Coverage results are available directly in the IDE, with convenient views and highlights in the source code editor, as well as in the form of static HTML or pdf reports, and dynamic reports through Parasoft’s centralized reporting dashboard.
Users can monitor applications executed natively on the desktop, cross-platform using simulators, or on real embedded hardware. C/C++test’s coverage module is optimized to minimize the impact on the execution performance and test binary footprint, which makes it suitable for use with high-end, server-based applications, as well as very limited systems based on 16-bit microcontrollers.
When connected with Parasoft’s Process Intelligence Engine, users benefit from test impact analysis.
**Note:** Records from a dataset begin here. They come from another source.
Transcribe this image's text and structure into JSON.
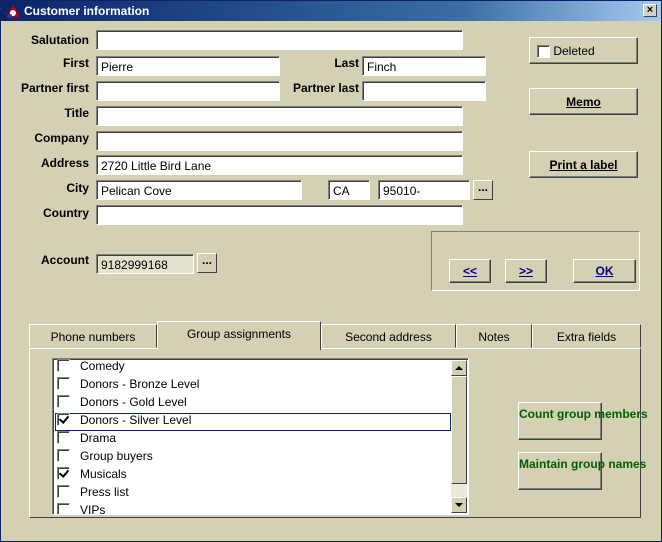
{
  "window": {
    "title": "Customer information",
    "close_label": "×"
  },
  "form": {
    "salutation": {
      "label": "Salutation",
      "value": ""
    },
    "first": {
      "label": "First",
      "value": "Pierre"
    },
    "last": {
      "label": "Last",
      "value": "Finch"
    },
    "partner_first": {
      "label": "Partner first",
      "value": ""
    },
    "partner_last": {
      "label": "Partner last",
      "value": ""
    },
    "title": {
      "label": "Title",
      "value": ""
    },
    "company": {
      "label": "Company",
      "value": ""
    },
    "address": {
      "label": "Address",
      "value": "2720 Little Bird Lane"
    },
    "city": {
      "label": "City",
      "value": "Pelican Cove"
    },
    "state": {
      "value": "CA"
    },
    "zip": {
      "value": "95010-"
    },
    "country": {
      "label": "Country",
      "value": ""
    },
    "account": {
      "label": "Account",
      "value": "9182999168"
    },
    "ellipsis": "..."
  },
  "side": {
    "deleted_label": "Deleted",
    "deleted_checked": false,
    "memo": "Memo",
    "print_label": "Print a label"
  },
  "nav": {
    "prev": "<<",
    "next": ">>",
    "ok": "OK"
  },
  "tabs": [
    {
      "label": "Phone numbers",
      "active": false
    },
    {
      "label": "Group assignments",
      "active": true
    },
    {
      "label": "Second address",
      "active": false
    },
    {
      "label": "Notes",
      "active": false
    },
    {
      "label": "Extra fields",
      "active": false
    }
  ],
  "groups": [
    {
      "label": "Comedy",
      "checked": false
    },
    {
      "label": "Donors - Bronze Level",
      "checked": false
    },
    {
      "label": "Donors - Gold Level",
      "checked": false
    },
    {
      "label": "Donors - Silver Level",
      "checked": true
    },
    {
      "label": "Drama",
      "checked": false
    },
    {
      "label": "Group buyers",
      "checked": false
    },
    {
      "label": "Musicals",
      "checked": true
    },
    {
      "label": "Press list",
      "checked": false
    },
    {
      "label": "VIPs",
      "checked": false
    }
  ],
  "group_buttons": {
    "count": "Count group members",
    "maintain": "Maintain group names"
  }
}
For each and every test performed, including manual, system-level, or UI-based, tests are recorded for not just test/fail and results but also their coverage impact on the codebase.
Each additional test is overlaid on this existing information, creating a complete picture of test success and coverage. As code is changed, the impact is clearly visible on the underlying record, highlighting coverage tests that now fail or code that is now untested. Raising this information in various degrees of detail allows developers and testers to quickly identify what needs to be altered/fixed for the next test run.
With Parasoft, teams can concentrate on code coverage for the areas of active development, instead of the entire codebase, which can be especially problematic when working with legacy codebases. Rather than solely trying to achieve a coverage number for the entire codebase, Parasoft helps you pinpoint the parts of the code that are changing.
Parasoft’s reporting dashboard correlates the data from C/C++test with observed changes in the codebase to focus the development team on achieving higher levels of code coverage for those specific, modified parts of the codebase. With Parasoft, you can minimize the impact of changes by efficiently managing the change itself.
Structural code coverage is the identification of code that has been executed and logged for the purpose of determining if the system has been adequately tested. Code coverage expresses the degree to which the application’s source code is exercised by all testing practices.
Code coverage should be determined by your coverage requirement needs or goals. Do you need to satisfy a safety functional standard (DO-178C for avionics or ISO 26262 for automotive, or IEC 62304 for medical) that mandates or recommends 100% coverage? Or maybe you just want to improve your code quality, so 60% might be your initial goal.
We recommend a minimum of 60% code coverage, which should be easy to obtain. This will give you some comfort but knowing that 40% of the code was not tested may give you some sleepless nights. Some recommend 70-80% but the best way to determine if you need to increase your coverage percentage is based on the number of defects that have been identified.
Yes, obtaining 100% code coverage is possible. You can achieve this through the aggregation of various testing methods and through observation of code execution using your debugger, but for lines of code that require very specific circumstances to execute, such as defensive code, it may take weeks, months, years, or you may never reach that event.
Knowing that your tests have not left out any untested code is your signal. However, your code coverage analysis goals should be based on any compliance requirement or your organization’s goal to improve code quality.
Absolutely! Parasoft’s test automation solutions have built integration into Azure pipelines and with other tools like GitHub, GitLab, Jira, and others that automate your continuous integration and continuous delivery workflow.